Maybe you have a mortgage to pay. You have no intention of moving, so the instalments aren’t going anywhere. This is fine. You don’t have to change the responsibilities that you have and that you still want to keep. No one says you have to get rid of the house, the car, or the job. Gentle living isn’t about any of this. It’s about looking at the things you have control over and understanding what wiggle room you have that you can play with to help you lead a more gentle life. With a bit of work and focus, you start to understand what your gentle life is or could be, and you’ll start to find little solutions that could help you get there. Maybe you realise that all you have to do is to communicate to your boss that you need to work in a different way that isn’t as stressful for you?
Maybe nothing around you will change at all. But you’ll manage to find a sense of internal peace, despite all the busyness around you. Maybe you’ll start to feel like you can finally take a breath, no matter how stressful life is.
When I had cancer, it was an incredibly difficult experience all round. I couldn’t ‘be positive’ (and continue to feel it’s unfair to ask that of any patient when things are so hard). However, I did come to the realisation that I wasn’t escaping this any time soon, and to improve my own management of the experience, I could find elements of control that would help me. Not to paper over the difficulties, but to simply find control and empowerment where it had not been (or felt) present before. This is acceptance in another form and my inspiration behind the gentle life course; that even with difficulties, we may find space for change.
If you find yourself thinking that you can’t possibly live more gently, I’m here to show you that you can.
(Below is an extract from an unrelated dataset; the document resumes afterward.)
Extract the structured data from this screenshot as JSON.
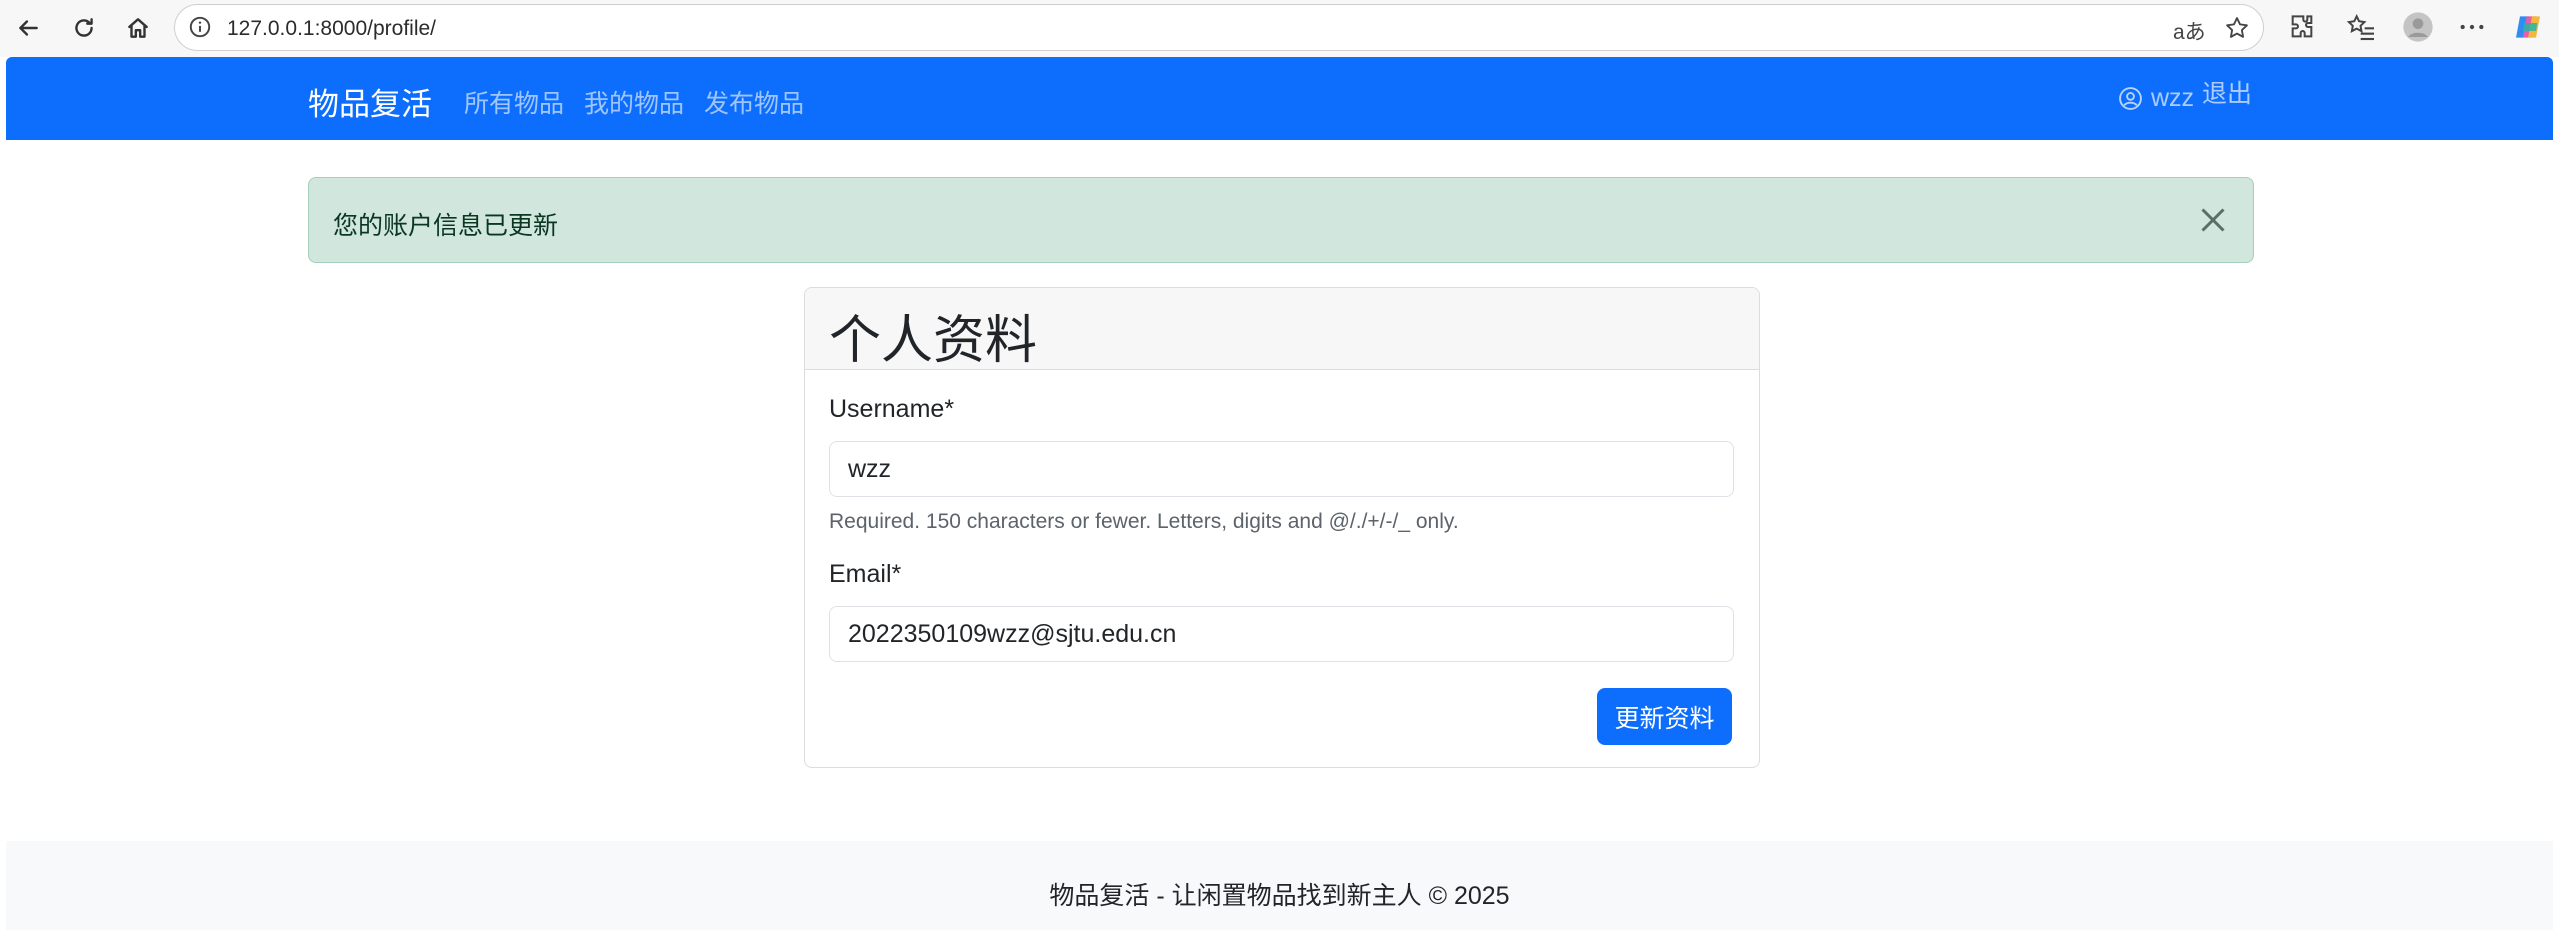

You just have to get to a point where you believe you can, so you can start to see where that might be possible, even within all the stresses and responsibilities you have.
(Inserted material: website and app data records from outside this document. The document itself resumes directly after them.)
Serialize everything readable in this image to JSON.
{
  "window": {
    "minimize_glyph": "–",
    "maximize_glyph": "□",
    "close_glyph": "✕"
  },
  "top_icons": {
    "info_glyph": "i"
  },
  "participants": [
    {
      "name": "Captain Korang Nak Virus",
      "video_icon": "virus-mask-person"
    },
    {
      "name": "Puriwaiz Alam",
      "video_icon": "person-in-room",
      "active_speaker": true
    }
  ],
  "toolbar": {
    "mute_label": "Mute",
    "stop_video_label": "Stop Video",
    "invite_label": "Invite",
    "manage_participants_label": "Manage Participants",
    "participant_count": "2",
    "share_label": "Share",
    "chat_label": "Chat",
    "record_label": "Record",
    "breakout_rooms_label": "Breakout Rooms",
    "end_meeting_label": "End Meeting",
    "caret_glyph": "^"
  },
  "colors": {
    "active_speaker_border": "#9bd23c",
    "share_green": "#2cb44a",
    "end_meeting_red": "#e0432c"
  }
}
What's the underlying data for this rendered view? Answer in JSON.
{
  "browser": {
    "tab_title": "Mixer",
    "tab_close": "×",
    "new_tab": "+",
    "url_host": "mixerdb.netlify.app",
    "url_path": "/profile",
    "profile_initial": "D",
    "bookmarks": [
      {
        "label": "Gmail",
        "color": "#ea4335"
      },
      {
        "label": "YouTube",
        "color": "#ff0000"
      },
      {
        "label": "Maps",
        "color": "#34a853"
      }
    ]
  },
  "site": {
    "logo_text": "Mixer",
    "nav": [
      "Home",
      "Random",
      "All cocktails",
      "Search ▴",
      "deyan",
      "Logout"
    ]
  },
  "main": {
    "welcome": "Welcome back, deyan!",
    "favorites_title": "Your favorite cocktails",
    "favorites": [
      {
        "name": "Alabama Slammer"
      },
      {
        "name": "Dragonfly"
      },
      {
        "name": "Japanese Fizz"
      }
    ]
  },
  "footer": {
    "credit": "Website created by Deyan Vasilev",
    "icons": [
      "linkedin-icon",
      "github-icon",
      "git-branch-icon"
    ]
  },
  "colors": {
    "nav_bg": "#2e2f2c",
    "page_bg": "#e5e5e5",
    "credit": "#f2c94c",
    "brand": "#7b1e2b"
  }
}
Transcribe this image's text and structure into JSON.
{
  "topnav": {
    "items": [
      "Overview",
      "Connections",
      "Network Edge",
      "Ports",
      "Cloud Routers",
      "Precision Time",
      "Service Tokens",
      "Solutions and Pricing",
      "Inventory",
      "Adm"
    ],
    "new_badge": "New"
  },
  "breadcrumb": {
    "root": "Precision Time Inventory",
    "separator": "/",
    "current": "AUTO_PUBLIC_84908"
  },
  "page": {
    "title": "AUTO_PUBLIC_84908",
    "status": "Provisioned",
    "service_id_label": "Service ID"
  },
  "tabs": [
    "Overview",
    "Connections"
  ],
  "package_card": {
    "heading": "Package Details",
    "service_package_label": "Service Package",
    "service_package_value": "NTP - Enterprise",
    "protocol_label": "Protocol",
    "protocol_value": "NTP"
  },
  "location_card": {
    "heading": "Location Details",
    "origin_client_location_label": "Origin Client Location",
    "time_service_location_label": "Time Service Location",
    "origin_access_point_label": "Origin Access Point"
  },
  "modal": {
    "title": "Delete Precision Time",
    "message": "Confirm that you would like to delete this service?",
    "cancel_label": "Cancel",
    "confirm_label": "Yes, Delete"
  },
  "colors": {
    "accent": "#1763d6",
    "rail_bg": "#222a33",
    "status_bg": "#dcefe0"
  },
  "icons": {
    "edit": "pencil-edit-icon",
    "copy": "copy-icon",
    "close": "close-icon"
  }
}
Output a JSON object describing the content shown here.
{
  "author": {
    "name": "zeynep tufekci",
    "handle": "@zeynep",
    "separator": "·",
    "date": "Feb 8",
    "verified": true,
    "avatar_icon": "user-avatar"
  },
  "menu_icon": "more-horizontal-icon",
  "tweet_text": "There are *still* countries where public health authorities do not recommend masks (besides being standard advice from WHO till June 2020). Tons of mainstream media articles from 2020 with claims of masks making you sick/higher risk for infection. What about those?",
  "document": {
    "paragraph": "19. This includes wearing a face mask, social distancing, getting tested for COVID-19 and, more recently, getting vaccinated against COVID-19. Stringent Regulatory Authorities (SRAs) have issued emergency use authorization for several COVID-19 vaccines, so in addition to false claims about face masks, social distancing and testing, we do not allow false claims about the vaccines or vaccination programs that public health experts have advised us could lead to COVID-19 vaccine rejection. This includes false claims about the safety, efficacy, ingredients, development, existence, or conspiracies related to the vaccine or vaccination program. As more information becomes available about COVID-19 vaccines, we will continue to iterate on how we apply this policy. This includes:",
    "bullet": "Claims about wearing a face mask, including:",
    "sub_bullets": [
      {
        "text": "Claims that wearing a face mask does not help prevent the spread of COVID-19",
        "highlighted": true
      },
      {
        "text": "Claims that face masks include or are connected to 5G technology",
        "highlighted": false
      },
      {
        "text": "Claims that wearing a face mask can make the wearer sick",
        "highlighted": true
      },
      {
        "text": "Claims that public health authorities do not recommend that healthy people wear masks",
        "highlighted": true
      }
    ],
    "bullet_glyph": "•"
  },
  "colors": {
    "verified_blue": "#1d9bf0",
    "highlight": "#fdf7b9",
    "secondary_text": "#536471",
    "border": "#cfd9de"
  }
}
5. If I live more gently, I will become preachy and evangelical
Will gentle living suddenly transform you into this new person who wants everyone else to know how gentle you now are? You may worry that your partner or family and friends may not want to hear about this. And we can’t really expect them to always like or agree with what we do, can we? That’s just a part of life.
Maybe you keep this kind of thing private anyway. It could be your own personal reflection and transformation. Sometimes when we go through quite a fundamental shift we want to be very private about it.
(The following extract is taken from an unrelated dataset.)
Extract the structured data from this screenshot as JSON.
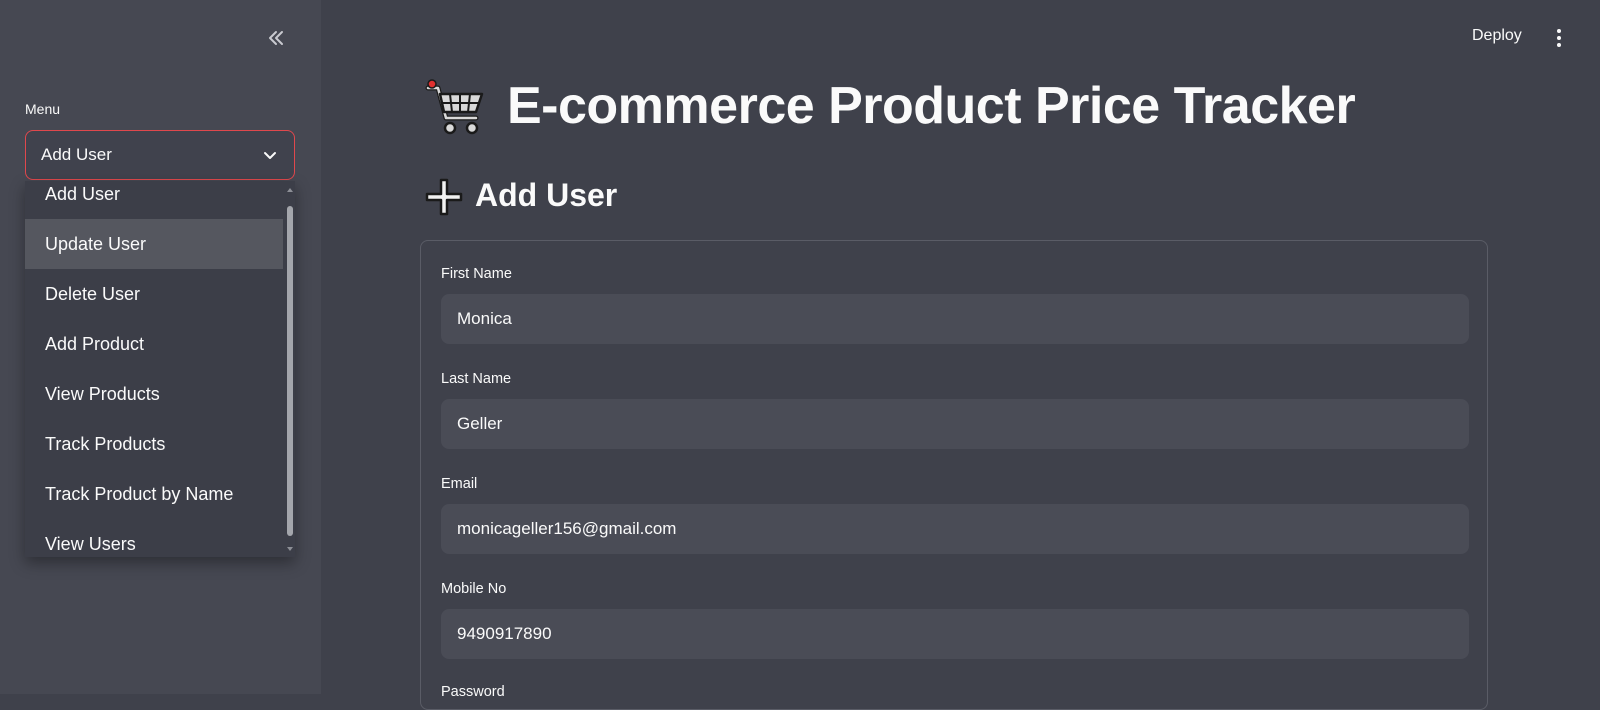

Other times, we may want to let people know about the journey of self-discovery that we’ve just been on.
There’s no right or wrong in either – they’re just your preference.
If you share, you can decide who with to have the conversation or response you’d love. Maybe that’s like-minded people who’ve shared the change or new audiences who are eager to learn. Or maybe it is indeed, your husband and co-worker. You’ll know what feels right.
So don’t assume that you shouldn’t have change because others might judge you for it. If change is what you need, check out why others’ opinions bother you on this and ask if you’re prepared to stay the same to keep only others happy? My guess, in answer to the latter, is that you probably don’t want to be and you’re finally feeling deserving of how this change can impact not just you, but all those around you too for the better.
Over to you now. What are YOUR objections? Why do you think you can’t live more gently? Let me know in the comments.